    As in most things, it comes down to the quality of the device and the proper use. You don't want to bury any heating device inside a bunch of insulation for the most part since if the temperature controls (and not all have them) didn't work, it could build up enough heat to start a fire. The things often can modulate, and the method they use to perform that varies. Some work better than others. Some can be submerged, some can't.
    Jim DeBruycker
    Important note - I'm not a pro
    Retired Defense Industry Engineer; Schluter 2.5-day Workshop Completed 2013, 2014

  9. #9
    Electrical Contractor/Instructor jwelectric's Avatar
    Join Date
    Jun 2007
    Location
    North Carolina
    Posts
    2,523

    Default

    Quote Originally Posted by jadnashua View Post
    You don't want to bury any heating device inside a bunch of insulation
    Good answer .

Similar Threads

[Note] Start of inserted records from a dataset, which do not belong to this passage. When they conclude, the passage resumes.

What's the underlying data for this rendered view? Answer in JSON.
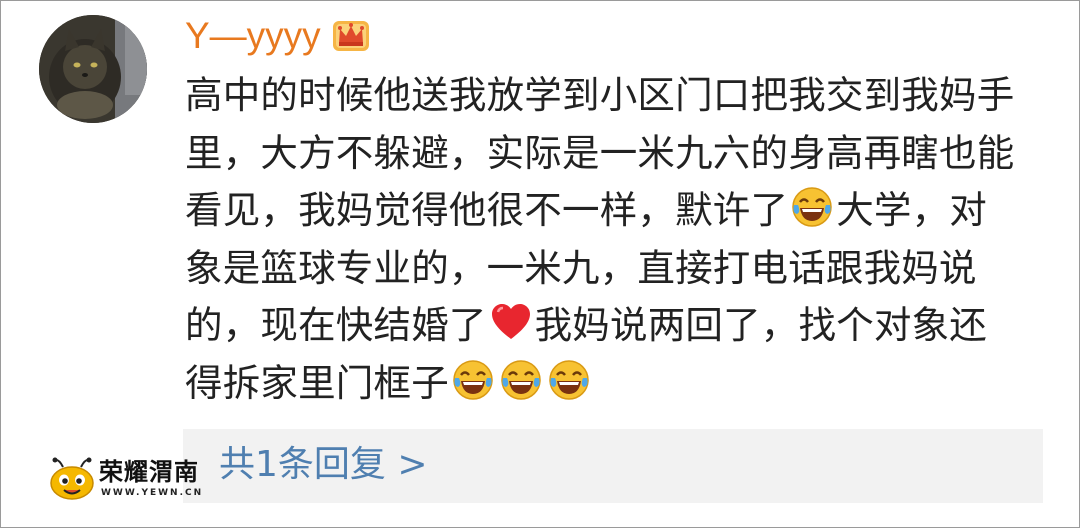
{
  "comment": {
    "username": "Y—yyyy",
    "user_badge_icon": "crown-icon",
    "avatar_icon": "cat-avatar",
    "content_lines": [
      "高中的时候他送我放学到小区门口把我交到我妈手",
      "里，大方不躲避，实际是一米九六的身高再瞎也能",
      "看见，我妈觉得他很不一样，默许了",
      "大学，对",
      "象是篮球专业的，一米九，直接打电话跟我妈说",
      "的，现在快结婚了",
      "我妈说两回了，找个对象还",
      "得拆家里门框子"
    ],
    "emoji": {
      "laugh": "laugh-cry-emoji",
      "heart": "red-heart-emoji"
    }
  },
  "replies": {
    "label": "共1条回复 >"
  },
  "watermark": {
    "name": "荣耀渭南",
    "url": "WWW.YEWN.CN"
  },
  "colors": {
    "username": "#e8791f",
    "reply_link": "#4f7fb0",
    "reply_bg": "#f2f2f2",
    "text": "#222222"
  }
}
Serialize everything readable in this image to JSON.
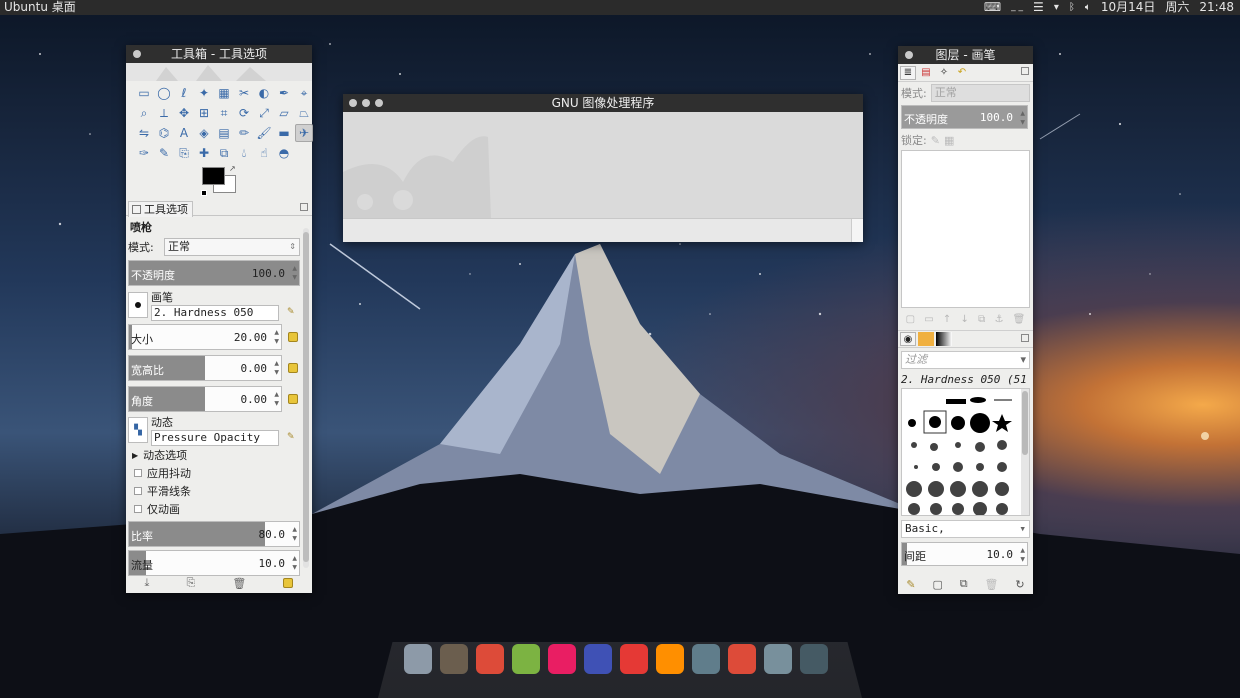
{
  "top_panel": {
    "title": "Ubuntu 桌面",
    "date": "10月14日",
    "weekday": "周六",
    "time": "21:48",
    "indicators": [
      "keyboard-icon",
      "input-method-icon",
      "menu-icon",
      "wifi-icon",
      "bluetooth-icon",
      "volume-icon"
    ]
  },
  "toolbox": {
    "title": "工具箱 - 工具选项",
    "tools": [
      "rect-select",
      "ellipse-select",
      "lasso",
      "fuzzy-select",
      "select-by-color",
      "scissors",
      "foreground-select",
      "paths",
      "color-picker",
      "zoom",
      "measure",
      "move",
      "align",
      "crop",
      "rotate",
      "scale",
      "shear",
      "perspective",
      "flip",
      "cage",
      "text",
      "bucket-fill",
      "blend",
      "pencil",
      "paintbrush",
      "eraser",
      "airbrush",
      "ink",
      "mypaint",
      "clone",
      "heal",
      "perspective-clone",
      "blur",
      "smudge",
      "dodge-burn"
    ],
    "selected_tool": "airbrush",
    "colors": {
      "foreground": "#000000",
      "background": "#ffffff"
    },
    "tab_label": "工具选项",
    "tool_name": "喷枪",
    "mode_label": "模式:",
    "mode_value": "正常",
    "opacity_label": "不透明度",
    "opacity_value": "100.0",
    "opacity_fraction": 1.0,
    "brush_label": "画笔",
    "brush_value": "2. Hardness 050",
    "size_label": "大小",
    "size_value": "20.00",
    "size_fraction": 0.02,
    "aspect_label": "宽高比",
    "aspect_value": "0.00",
    "aspect_fraction": 0.5,
    "angle_label": "角度",
    "angle_value": "0.00",
    "angle_fraction": 0.5,
    "dynamics_label": "动态",
    "dynamics_value": "Pressure Opacity",
    "dynamics_options_label": "动态选项",
    "apply_jitter_label": "应用抖动",
    "smooth_stroke_label": "平滑线条",
    "incremental_label": "仅动画",
    "rate_label": "比率",
    "rate_value": "80.0",
    "rate_fraction": 0.8,
    "flow_label": "流量",
    "flow_value": "10.0",
    "flow_fraction": 0.1
  },
  "main_window": {
    "title": "GNU 图像处理程序"
  },
  "layers_panel": {
    "title": "图层 - 画笔",
    "mode_label": "模式:",
    "mode_value": "正常",
    "opacity_label": "不透明度",
    "opacity_value": "100.0",
    "lock_label": "锁定:",
    "filter_placeholder": "过滤",
    "brush_name": "2. Hardness 050 (51",
    "brush_set": "Basic,",
    "spacing_label": "间距",
    "spacing_value": "10.0"
  },
  "dock": {
    "apps": [
      {
        "name": "files-icon",
        "color": "#8d9aa8"
      },
      {
        "name": "gimp-icon",
        "color": "#6b5e4e"
      },
      {
        "name": "chrome-icon",
        "color": "#dd4b39"
      },
      {
        "name": "android-studio-icon",
        "color": "#7cb342"
      },
      {
        "name": "flickr-icon",
        "color": "#e91e63"
      },
      {
        "name": "aperture-icon",
        "color": "#3f51b5"
      },
      {
        "name": "netease-music-icon",
        "color": "#e53935"
      },
      {
        "name": "vlc-icon",
        "color": "#ff8f00"
      },
      {
        "name": "settings-toggle-icon",
        "color": "#607d8b"
      },
      {
        "name": "chrome-icon-2",
        "color": "#dd4b39"
      },
      {
        "name": "system-settings-icon",
        "color": "#78909c"
      },
      {
        "name": "terminal-icon",
        "color": "#455a64"
      }
    ]
  }
}
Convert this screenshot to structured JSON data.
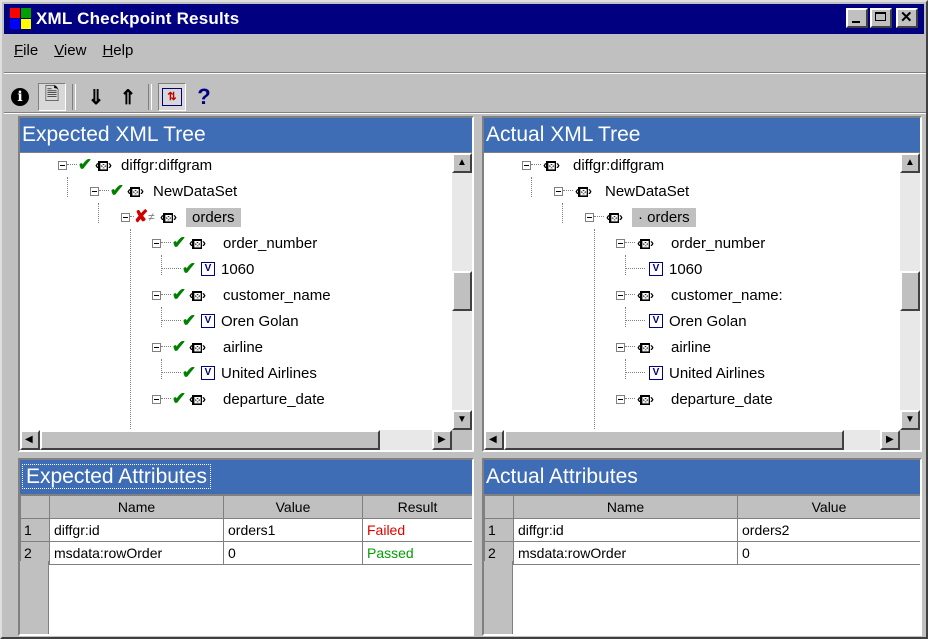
{
  "window": {
    "title": "XML Checkpoint Results"
  },
  "menu": [
    {
      "label": "File",
      "key": "F",
      "rest": "ile"
    },
    {
      "label": "View",
      "key": "V",
      "rest": "iew"
    },
    {
      "label": "Help",
      "key": "H",
      "rest": "elp"
    }
  ],
  "toolbar": {
    "buttons": [
      "info-icon",
      "properties-icon",
      "next-mismatch-icon",
      "previous-mismatch-icon",
      "synchronize-icon",
      "help-icon"
    ]
  },
  "expected_tree": {
    "title": "Expected XML Tree",
    "nodes": [
      {
        "label": "diffgr:diffgram"
      },
      {
        "label": "NewDataSet"
      },
      {
        "label": "orders"
      },
      {
        "label": "order_number"
      },
      {
        "label": "1060"
      },
      {
        "label": "customer_name"
      },
      {
        "label": "Oren Golan"
      },
      {
        "label": "airline"
      },
      {
        "label": "United Airlines"
      },
      {
        "label": "departure_date"
      }
    ]
  },
  "actual_tree": {
    "title": "Actual XML Tree",
    "nodes": [
      {
        "label": "diffgr:diffgram"
      },
      {
        "label": "NewDataSet"
      },
      {
        "label": "· orders"
      },
      {
        "label": "order_number"
      },
      {
        "label": "1060"
      },
      {
        "label": "customer_name:"
      },
      {
        "label": "Oren Golan"
      },
      {
        "label": "airline"
      },
      {
        "label": "United Airlines"
      },
      {
        "label": "departure_date"
      }
    ]
  },
  "expected_attributes": {
    "title": "Expected Attributes",
    "columns": [
      "Name",
      "Value",
      "Result"
    ],
    "rows": [
      {
        "num": "1",
        "name": "diffgr:id",
        "value": "orders1",
        "result": "Failed"
      },
      {
        "num": "2",
        "name": "msdata:rowOrder",
        "value": "0",
        "result": "Passed"
      }
    ]
  },
  "actual_attributes": {
    "title": "Actual Attributes",
    "columns": [
      "Name",
      "Value"
    ],
    "rows": [
      {
        "num": "1",
        "name": "diffgr:id",
        "value": "orders2"
      },
      {
        "num": "2",
        "name": "msdata:rowOrder",
        "value": "0"
      }
    ]
  },
  "colors": {
    "title_bar": "#000080",
    "pane_header": "#3e6db5",
    "failed": "#e00000",
    "passed": "#00a000",
    "check": "#008000"
  }
}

  1. Using Cable Electric Heat as a primary heat source in your bathroom (Heat Loss Calc)
    By johnfrwhipple in forum Shower & bathtub Forum & Blog
    Replies: 2
    Last Post: 08-25-2012, 05:02 PM
  2. No neti pot useage is safe
    By Cookie in forum Health and Wellness Forum
    Replies: 1
    Last Post: 05-29-2012, 12:11 PM
  3. Safe to cut out stud from this wall?
    By wombat100 in forum Remodel Forum & Blog
    Replies: 5
    Last Post: 05-27-2012, 12:42 PM
  4. How Safe Is Riddex, Rid-X
    By thecropchick in forum Toilet Forum discussions
    Replies: 2
    Last Post: 04-11-2009, 06:30 PM
  5. Polybutelene(PB) - is the new PB safe
    By STEVEH in forum Plumbing Forum, Professional & DIY Advice, Tips & Tricks
    Replies: 6
    Last Post: 11-27-2004, 09:47 AM

Bookmarks

Posting Permissions

  • You may not post new threads
  • You may not post replies
  • You may not post attachments
  • You may not edit your posts
  •